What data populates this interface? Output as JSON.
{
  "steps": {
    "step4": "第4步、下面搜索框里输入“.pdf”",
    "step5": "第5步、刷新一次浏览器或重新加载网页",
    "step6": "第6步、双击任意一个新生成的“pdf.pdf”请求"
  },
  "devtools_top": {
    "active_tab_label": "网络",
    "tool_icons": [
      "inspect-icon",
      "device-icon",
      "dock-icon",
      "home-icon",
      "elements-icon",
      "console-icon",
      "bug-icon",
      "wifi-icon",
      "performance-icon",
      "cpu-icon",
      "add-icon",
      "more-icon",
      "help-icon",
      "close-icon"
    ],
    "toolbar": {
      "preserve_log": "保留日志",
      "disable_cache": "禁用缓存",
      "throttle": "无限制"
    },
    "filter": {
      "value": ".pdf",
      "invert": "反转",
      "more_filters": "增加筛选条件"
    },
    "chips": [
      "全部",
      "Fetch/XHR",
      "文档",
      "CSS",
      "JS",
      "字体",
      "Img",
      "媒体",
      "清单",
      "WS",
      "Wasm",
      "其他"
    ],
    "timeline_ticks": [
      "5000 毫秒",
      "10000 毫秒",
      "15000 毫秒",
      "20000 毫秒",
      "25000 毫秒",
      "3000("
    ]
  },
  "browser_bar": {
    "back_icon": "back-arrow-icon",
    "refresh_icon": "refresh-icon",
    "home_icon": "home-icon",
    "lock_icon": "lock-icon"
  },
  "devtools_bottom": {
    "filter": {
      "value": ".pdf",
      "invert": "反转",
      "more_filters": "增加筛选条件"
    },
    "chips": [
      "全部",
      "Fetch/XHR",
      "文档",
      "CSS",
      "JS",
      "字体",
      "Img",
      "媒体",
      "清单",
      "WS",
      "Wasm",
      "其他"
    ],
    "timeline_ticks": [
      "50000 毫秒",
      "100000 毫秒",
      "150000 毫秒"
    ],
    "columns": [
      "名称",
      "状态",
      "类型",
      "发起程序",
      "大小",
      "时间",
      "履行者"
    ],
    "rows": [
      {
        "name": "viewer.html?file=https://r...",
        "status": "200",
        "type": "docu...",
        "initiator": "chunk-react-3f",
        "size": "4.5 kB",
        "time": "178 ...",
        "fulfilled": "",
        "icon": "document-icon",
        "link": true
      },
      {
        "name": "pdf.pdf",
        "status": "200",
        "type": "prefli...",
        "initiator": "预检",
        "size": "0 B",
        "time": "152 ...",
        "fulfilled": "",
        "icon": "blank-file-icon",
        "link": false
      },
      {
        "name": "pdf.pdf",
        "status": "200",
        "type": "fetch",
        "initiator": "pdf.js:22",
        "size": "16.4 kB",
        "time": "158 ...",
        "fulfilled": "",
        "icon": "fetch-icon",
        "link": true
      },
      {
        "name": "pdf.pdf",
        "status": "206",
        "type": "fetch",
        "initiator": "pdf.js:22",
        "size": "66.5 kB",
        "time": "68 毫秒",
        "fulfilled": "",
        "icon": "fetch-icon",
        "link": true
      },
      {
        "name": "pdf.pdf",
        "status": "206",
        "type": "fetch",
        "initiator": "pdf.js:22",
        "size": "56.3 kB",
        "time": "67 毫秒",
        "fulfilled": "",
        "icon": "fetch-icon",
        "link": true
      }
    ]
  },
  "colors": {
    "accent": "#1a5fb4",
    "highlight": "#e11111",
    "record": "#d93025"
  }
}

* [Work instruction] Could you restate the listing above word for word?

* [Response to this exercise]
What data populates this interface? Output as JSON.
{
  "steps": {
    "step4": "第4步、下面搜索框里输入“.pdf”",
    "step5": "第5步、刷新一次浏览器或重新加载网页",
    "step6": "第6步、双击任意一个新生成的“pdf.pdf”请求"
  },
  "devtools_top": {
    "active_tab_label": "网络",
    "tool_icons": [
      "inspect-icon",
      "device-icon",
      "dock-icon",
      "home-icon",
      "elements-icon",
      "console-icon",
      "bug-icon",
      "wifi-icon",
      "performance-icon",
      "cpu-icon",
      "add-icon",
      "more-icon",
      "help-icon",
      "close-icon"
    ],
    "toolbar": {
      "preserve_log": "保留日志",
      "disable_cache": "禁用缓存",
      "throttle": "无限制"
    },
    "filter": {
      "value": ".pdf",
      "invert": "反转",
      "more_filters": "增加筛选条件"
    },
    "chips": [
      "全部",
      "Fetch/XHR",
      "文档",
      "CSS",
      "JS",
      "字体",
      "Img",
      "媒体",
      "清单",
      "WS",
      "Wasm",
      "其他"
    ],
    "timeline_ticks": [
      "5000 毫秒",
      "10000 毫秒",
      "15000 毫秒",
      "20000 毫秒",
      "25000 毫秒",
      "3000("
    ]
  },
  "browser_bar": {
    "back_icon": "back-arrow-icon",
    "refresh_icon": "refresh-icon",
    "home_icon": "home-icon",
    "lock_icon": "lock-icon"
  },
  "devtools_bottom": {
    "filter": {
      "value": ".pdf",
      "invert": "反转",
      "more_filters": "增加筛选条件"
    },
    "chips": [
      "全部",
      "Fetch/XHR",
      "文档",
      "CSS",
      "JS",
      "字体",
      "Img",
      "媒体",
      "清单",
      "WS",
      "Wasm",
      "其他"
    ],
    "timeline_ticks": [
      "50000 毫秒",
      "100000 毫秒",
      "150000 毫秒"
    ],
    "columns": [
      "名称",
      "状态",
      "类型",
      "发起程序",
      "大小",
      "时间",
      "履行者"
    ],
    "rows": [
      {
        "name": "viewer.html?file=https://r...",
        "status": "200",
        "type": "docu...",
        "initiator": "chunk-react-3f",
        "size": "4.5 kB",
        "time": "178 ...",
        "fulfilled": "",
        "icon": "document-icon",
        "link": true
      },
      {
        "name": "pdf.pdf",
        "status": "200",
        "type": "prefli...",
        "initiator": "预检",
        "size": "0 B",
        "time": "152 ...",
        "fulfilled": "",
        "icon": "blank-file-icon",
        "link": false
      },
      {
        "name": "pdf.pdf",
        "status": "200",
        "type": "fetch",
        "initiator": "pdf.js:22",
        "size": "16.4 kB",
        "time": "158 ...",
        "fulfilled": "",
        "icon": "fetch-icon",
        "link": true
      },
      {
        "name": "pdf.pdf",
        "status": "206",
        "type": "fetch",
        "initiator": "pdf.js:22",
        "size": "66.5 kB",
        "time": "68 毫秒",
        "fulfilled": "",
        "icon": "fetch-icon",
        "link": true
      },
      {
        "name": "pdf.pdf",
        "status": "206",
        "type": "fetch",
        "initiator": "pdf.js:22",
        "size": "56.3 kB",
        "time": "67 毫秒",
        "fulfilled": "",
        "icon": "fetch-icon",
        "link": true
      }
    ]
  },
  "colors": {
    "accent": "#1a5fb4",
    "highlight": "#e11111",
    "record": "#d93025"
  }
}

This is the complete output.